Case Study: Boston University Study on Umbilical Cord Infections

“Research is what I’m doing when I don’t know what I’m doing.”  – Wernher Von Braun

Among all the research being done in the world, some very important work is performed right in our neck of the woods, that is― in New England. More specifically it is being carried out by one of our customers, Boston University (aka BU)―located in the lovely city of Boston, Massachusetts. The work BU’s Center for Global Health & Development (CGHD) is doing is outstanding and without it, we wouldn’t be making important advancements in research to ensure the health and survival of newborns in Zambia, a country in southern Africa.

Zambia babiesPer our contacts with the CGHD at Boston University:

Worldwide, each year nearly four million children die before they reach only four weeks of age and 1/3rd of those deaths are due to infection. In particular, contamination of a baby’s umbilical stump poses a significant risk of illness and death, especially among home births which are common in rural Zambia. To prevent this type of infection, we need to go back to where it typically begins―in the household. When the mother gives birth at home, the risk of contamination to the umbilical stump poses a major issue. 

Since November 2009, the CGHD has been working in partnership with the Zambia Ministry of Health to implement the Zambia Chlorhexidine Application Trial (ZamCAT). Researchers hypothesize that in order to effectively reduce the amount of neonatal infection and mortality, action needs to be taken immediately after birth. The aim of their study is to demonstrate whether a simple antiseptic wash, applied to the umbilical stump of newborns, will reduce infection and improve the survival rates of Zambian infants!

Enrollment of study subjects is now well underway and currently, about 42,000 pregnant Zambian women are being recruited for the study. Half of them will use a topical antiseptic wash daily for a period of one week to ten days after giving birth. The other half will care for their newborns as they have for ages based on the standard practice of “dry stump” care.
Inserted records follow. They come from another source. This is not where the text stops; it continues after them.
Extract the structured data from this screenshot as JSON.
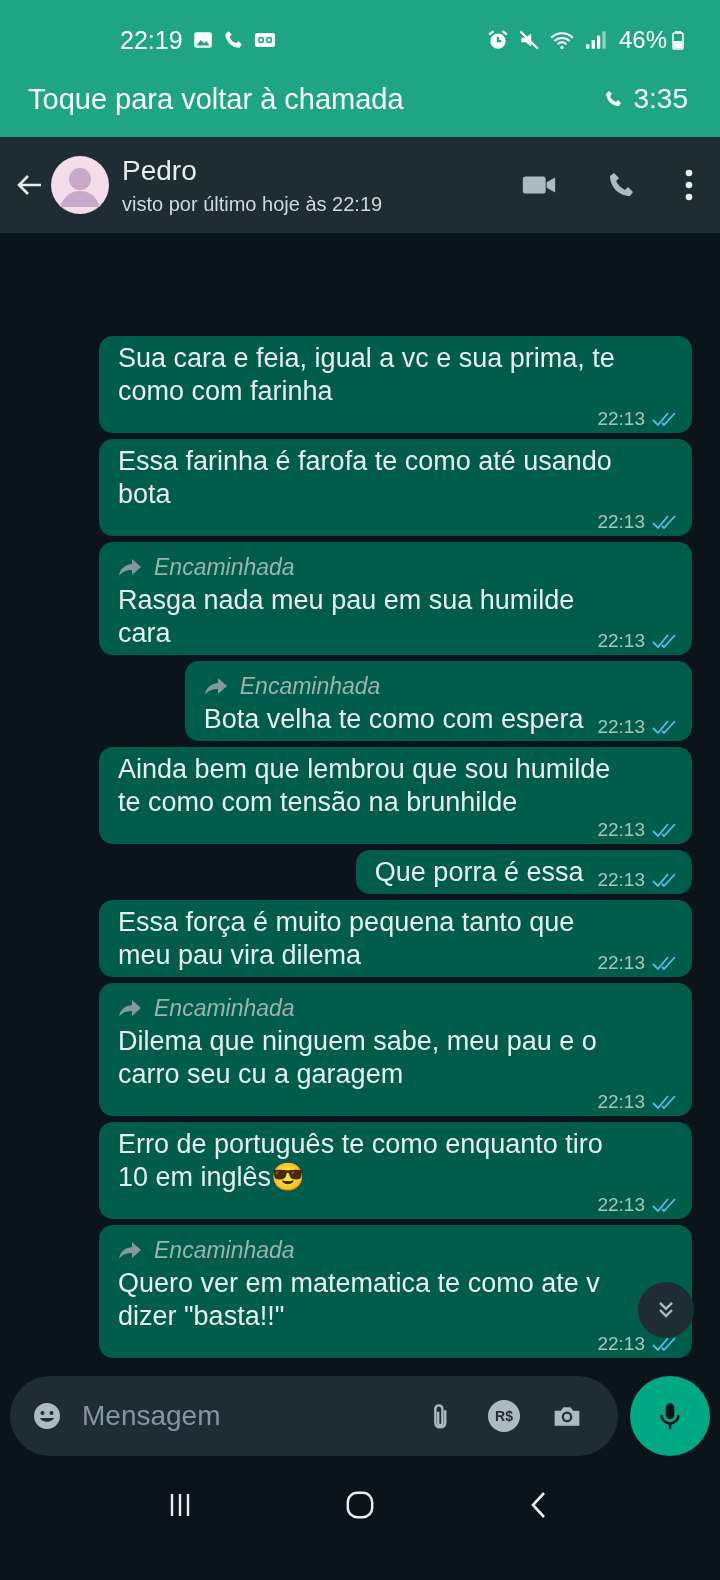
{
  "status_bar": {
    "time": "22:19",
    "battery": "46%"
  },
  "call_banner": {
    "label": "Toque para voltar à chamada",
    "duration": "3:35"
  },
  "contact": {
    "name": "Pedro",
    "last_seen": "visto por último hoje às 22:19"
  },
  "messages": [
    {
      "text": "Sua cara e feia, igual a vc e sua prima, te\ncomo com farinha",
      "time": "22:13",
      "read": true
    },
    {
      "text": "Essa farinha é farofa te como até usando\nbota",
      "time": "22:13",
      "read": true
    },
    {
      "forwarded_label": "Encaminhada",
      "text": "Rasga nada meu pau em sua humilde\ncara",
      "time": "22:13",
      "read": true
    },
    {
      "forwarded_label": "Encaminhada",
      "text": "Bota velha te como com espera",
      "time": "22:13",
      "read": true
    },
    {
      "text": "Ainda bem que lembrou que sou humilde\nte como com tensão na brunhilde",
      "time": "22:13",
      "read": true
    },
    {
      "text": "Que porra é essa",
      "time": "22:13",
      "read": true
    },
    {
      "text": "Essa força é muito pequena tanto que\nmeu pau vira dilema",
      "time": "22:13",
      "read": true
    },
    {
      "forwarded_label": "Encaminhada",
      "text": "Dilema que ninguem sabe, meu pau e o\ncarro seu cu a garagem",
      "time": "22:13",
      "read": true
    },
    {
      "text": "Erro de português te como enquanto tiro\n10 em inglês😎",
      "time": "22:13",
      "read": true
    },
    {
      "forwarded_label": "Encaminhada",
      "text": "Quero ver em matematica te como ate v\ndizer \"basta!!\"",
      "time": "22:13",
      "read": true
    }
  ],
  "composer": {
    "placeholder": "Mensagem",
    "payment_label": "R$"
  }
}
This study seeks to determine whether or not local health workers and the mothers themselves can implement this home-based care in a rural African setting where neonatal mortality rates are highest. 

Since this program was launched, the researchers have worked to identify community-specific behaviors and practices related to cord care through discussions and in-depth interviews in the Southern Province of Zambia, where the trial is taking place. The results of those discussions and interviews helped in the design and implementation of a culturally-acceptable intervention process. 
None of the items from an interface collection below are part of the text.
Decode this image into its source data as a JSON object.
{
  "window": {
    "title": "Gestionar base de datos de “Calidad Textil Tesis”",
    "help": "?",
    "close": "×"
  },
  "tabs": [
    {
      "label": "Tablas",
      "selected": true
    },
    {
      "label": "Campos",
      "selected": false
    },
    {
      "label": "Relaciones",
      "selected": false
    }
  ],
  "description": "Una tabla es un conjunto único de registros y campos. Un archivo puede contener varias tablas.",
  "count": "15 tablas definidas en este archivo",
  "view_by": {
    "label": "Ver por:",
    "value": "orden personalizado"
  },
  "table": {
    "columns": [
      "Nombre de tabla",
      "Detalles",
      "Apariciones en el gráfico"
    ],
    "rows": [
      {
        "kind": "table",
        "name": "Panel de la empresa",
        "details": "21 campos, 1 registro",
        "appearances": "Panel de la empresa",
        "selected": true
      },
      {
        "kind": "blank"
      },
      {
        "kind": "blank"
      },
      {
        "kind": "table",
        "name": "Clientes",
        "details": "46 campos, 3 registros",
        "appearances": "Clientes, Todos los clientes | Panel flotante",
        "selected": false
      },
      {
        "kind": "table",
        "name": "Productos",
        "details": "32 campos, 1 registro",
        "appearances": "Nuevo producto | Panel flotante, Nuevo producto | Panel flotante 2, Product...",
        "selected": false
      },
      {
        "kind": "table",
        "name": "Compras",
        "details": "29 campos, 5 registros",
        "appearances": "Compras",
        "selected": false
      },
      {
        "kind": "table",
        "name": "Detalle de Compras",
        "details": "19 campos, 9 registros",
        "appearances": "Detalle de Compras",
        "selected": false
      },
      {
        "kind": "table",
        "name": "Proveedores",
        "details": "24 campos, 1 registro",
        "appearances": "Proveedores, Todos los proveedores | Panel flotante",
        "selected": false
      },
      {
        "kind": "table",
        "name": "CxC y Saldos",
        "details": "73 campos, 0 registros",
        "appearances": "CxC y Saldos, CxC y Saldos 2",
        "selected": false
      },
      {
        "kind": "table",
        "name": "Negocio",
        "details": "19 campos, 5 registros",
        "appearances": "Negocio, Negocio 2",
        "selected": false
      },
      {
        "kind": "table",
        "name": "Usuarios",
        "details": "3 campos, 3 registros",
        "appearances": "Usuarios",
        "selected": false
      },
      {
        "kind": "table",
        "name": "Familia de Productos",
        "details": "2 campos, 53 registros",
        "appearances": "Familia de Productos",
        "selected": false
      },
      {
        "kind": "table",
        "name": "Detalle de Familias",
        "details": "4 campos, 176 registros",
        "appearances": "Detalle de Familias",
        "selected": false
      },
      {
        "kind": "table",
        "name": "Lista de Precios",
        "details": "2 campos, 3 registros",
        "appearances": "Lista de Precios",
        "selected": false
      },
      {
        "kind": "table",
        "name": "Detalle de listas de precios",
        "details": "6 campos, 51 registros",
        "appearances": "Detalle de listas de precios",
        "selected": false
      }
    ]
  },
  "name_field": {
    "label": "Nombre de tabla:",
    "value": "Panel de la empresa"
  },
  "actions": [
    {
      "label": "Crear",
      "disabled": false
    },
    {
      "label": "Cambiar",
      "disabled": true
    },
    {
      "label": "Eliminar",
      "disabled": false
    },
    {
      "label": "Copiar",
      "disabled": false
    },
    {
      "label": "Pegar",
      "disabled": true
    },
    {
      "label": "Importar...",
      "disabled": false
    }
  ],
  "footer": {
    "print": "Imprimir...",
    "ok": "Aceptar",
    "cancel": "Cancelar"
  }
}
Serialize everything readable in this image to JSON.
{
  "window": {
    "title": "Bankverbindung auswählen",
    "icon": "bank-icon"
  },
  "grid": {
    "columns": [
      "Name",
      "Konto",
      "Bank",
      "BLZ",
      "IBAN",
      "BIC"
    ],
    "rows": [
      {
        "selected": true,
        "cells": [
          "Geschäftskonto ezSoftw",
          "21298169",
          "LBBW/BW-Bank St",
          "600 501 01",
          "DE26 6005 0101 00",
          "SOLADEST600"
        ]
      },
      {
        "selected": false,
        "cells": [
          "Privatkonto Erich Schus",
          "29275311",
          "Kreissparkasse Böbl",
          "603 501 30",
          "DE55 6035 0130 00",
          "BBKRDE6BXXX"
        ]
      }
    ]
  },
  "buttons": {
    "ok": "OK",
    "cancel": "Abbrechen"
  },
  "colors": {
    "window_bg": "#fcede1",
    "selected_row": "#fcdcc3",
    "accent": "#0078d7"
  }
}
The goal of this study is to provide a simple proven method to reduce newborn mortality. Similar research in Nepal found that the newborn mortality rate was reduced by 25% and up to 34% in children who had the first antiseptic wash within 24 hours of their birth. The intervention—which costs only pennies—would be an affordable, effective method to protect delicate newborns in their first four weeks of life in Zambia and has the potential to be applied in other areas of the developing world! 

Electronic Imaging Materials, Inc. provides Boston University’s Center for Global Health & Development with a unique labeling system to fit their study’s design. For their first order, we supplied pre-printed sequentially numbered labels in “clusters” of 90 labels where each cluster corresponds with 380 mothers who took part in the study and where each mother had sets of 15 labels specifically assigned to her. That’s over 500,000 labels!” Recently, their order needs for this “cluster randomized control trial” have doubled as they expand their research and continue gathering valuable data on this life-changing work.

Our labels provide the thorough organization needed when this much raw data is acquired and must be retained in a very specific order and fashion. When it comes to data collection―in any type of study―it’s imperative that the data be managed correctly and with extreme care. As is often said in the research world “wrong data is bad data and bad data is no data” – simply stating the importance of being painstakingly cautious when handling data. By implementing a labeling system, these researchers are able to better track and manage the massive amount of data they deal with on a day-to-day basis for thousands of mothers and children.

Being able to provide them with a certain peace of mind and make their lives a bit easier is what EIM is so glad to accomplish here. We are just blown away with the incredible work being done by BU’s CGHD and everyone involved, and we are truly grateful for their dedication to what they love. They are an inspiration to us all!

Electronic Imaging Materials